- Opening Delimiter -

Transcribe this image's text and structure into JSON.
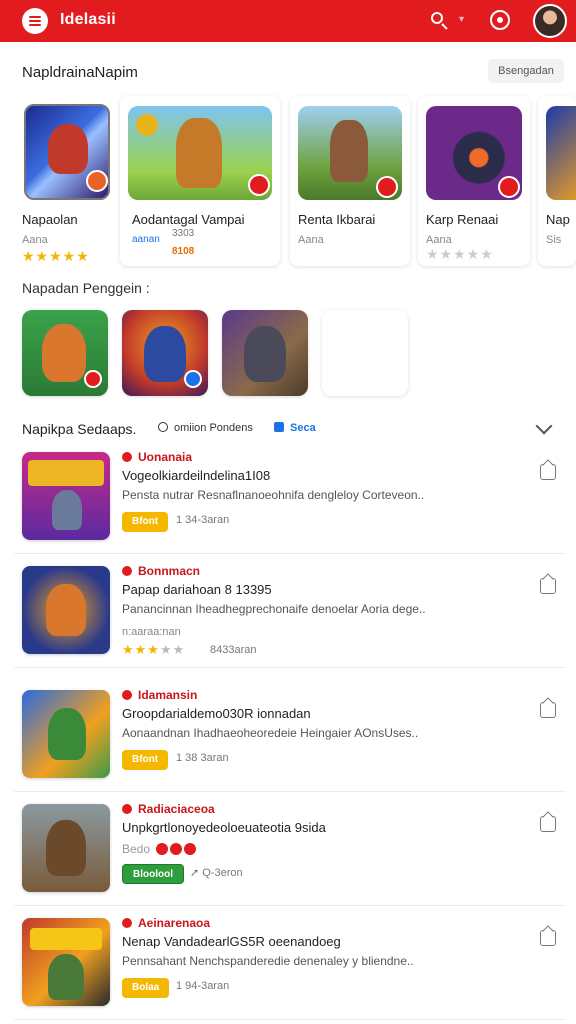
{
  "header": {
    "brand": "Idelasii"
  },
  "featured": {
    "title": "NapldrainaNapim",
    "see_more": "Bsengadan",
    "cards": [
      {
        "name": "Napaolan",
        "sub": "Aana",
        "stars": 5
      },
      {
        "name": "Aodantagal Vampai",
        "sub": "aanan",
        "badge": "3303",
        "price": "8108"
      },
      {
        "name": "Renta Ikbarai",
        "sub": "Aana"
      },
      {
        "name": "Karp Renaai",
        "sub": "Aana",
        "stars": 0
      },
      {
        "name": "Nap",
        "sub": "Sis"
      }
    ]
  },
  "popular": {
    "title": "Napadan Penggein :"
  },
  "filters": {
    "label": "Napikpa Sedaaps.",
    "chip1": "omiion Pondens",
    "chip2": "Seca"
  },
  "list": [
    {
      "dev": "Uonanaia",
      "title": "Vogeolkiardeilndelina1I08",
      "desc": "Pensta nutrar Resnaflnanoeohnifa dengleloy Corteveon..",
      "btn": "Bfont",
      "meta": "1 34-3aran"
    },
    {
      "dev": "Bonnmacn",
      "title": "Papap dariahoan 8 13395",
      "desc": "Panancinnan Iheadhegprechonaife denoelar Aoria dege..",
      "sub": "n:aaraa:nan",
      "stars": 3,
      "meta": "8433aran"
    },
    {
      "dev": "Idamansin",
      "title": "Groopdarialdemo030R ionnadan",
      "desc": "Aonaandnan Ihadhaeoheoredeie Heingaier AOnsUses..",
      "btn": "Bfont",
      "meta": "1 38 3aran"
    },
    {
      "dev": "Radiaciaceoa",
      "title": "Unpkgrtlonoyedeoloeuateotia 9sida",
      "desc": "",
      "btn": "Bloolool",
      "meta": "Q-3eron",
      "reds": "Bedo"
    },
    {
      "dev": "Aeinarenaoa",
      "title": "Nenap VandadearlGS5R  oeenandoeg",
      "desc": "Pennsahant Nenchspanderedie denenaley y bliendne..",
      "btn": "Bolaa",
      "meta": "1 94-3aran"
    }
  ]
}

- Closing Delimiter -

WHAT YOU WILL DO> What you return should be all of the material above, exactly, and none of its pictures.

OUTPUT>
Transcribe this image's text and structure into JSON.
{
  "header": {
    "brand": "Idelasii"
  },
  "featured": {
    "title": "NapldrainaNapim",
    "see_more": "Bsengadan",
    "cards": [
      {
        "name": "Napaolan",
        "sub": "Aana",
        "stars": 5
      },
      {
        "name": "Aodantagal Vampai",
        "sub": "aanan",
        "badge": "3303",
        "price": "8108"
      },
      {
        "name": "Renta Ikbarai",
        "sub": "Aana"
      },
      {
        "name": "Karp Renaai",
        "sub": "Aana",
        "stars": 0
      },
      {
        "name": "Nap",
        "sub": "Sis"
      }
    ]
  },
  "popular": {
    "title": "Napadan Penggein :"
  },
  "filters": {
    "label": "Napikpa Sedaaps.",
    "chip1": "omiion Pondens",
    "chip2": "Seca"
  },
  "list": [
    {
      "dev": "Uonanaia",
      "title": "Vogeolkiardeilndelina1I08",
      "desc": "Pensta nutrar Resnaflnanoeohnifa dengleloy Corteveon..",
      "btn": "Bfont",
      "meta": "1 34-3aran"
    },
    {
      "dev": "Bonnmacn",
      "title": "Papap dariahoan 8 13395",
      "desc": "Panancinnan Iheadhegprechonaife denoelar Aoria dege..",
      "sub": "n:aaraa:nan",
      "stars": 3,
      "meta": "8433aran"
    },
    {
      "dev": "Idamansin",
      "title": "Groopdarialdemo030R ionnadan",
      "desc": "Aonaandnan Ihadhaeoheoredeie Heingaier AOnsUses..",
      "btn": "Bfont",
      "meta": "1 38 3aran"
    },
    {
      "dev": "Radiaciaceoa",
      "title": "Unpkgrtlonoyedeoloeuateotia 9sida",
      "desc": "",
      "btn": "Bloolool",
      "meta": "Q-3eron",
      "reds": "Bedo"
    },
    {
      "dev": "Aeinarenaoa",
      "title": "Nenap VandadearlGS5R  oeenandoeg",
      "desc": "Pennsahant Nenchspanderedie denenaley y bliendne..",
      "btn": "Bolaa",
      "meta": "1 94-3aran"
    }
  ]
}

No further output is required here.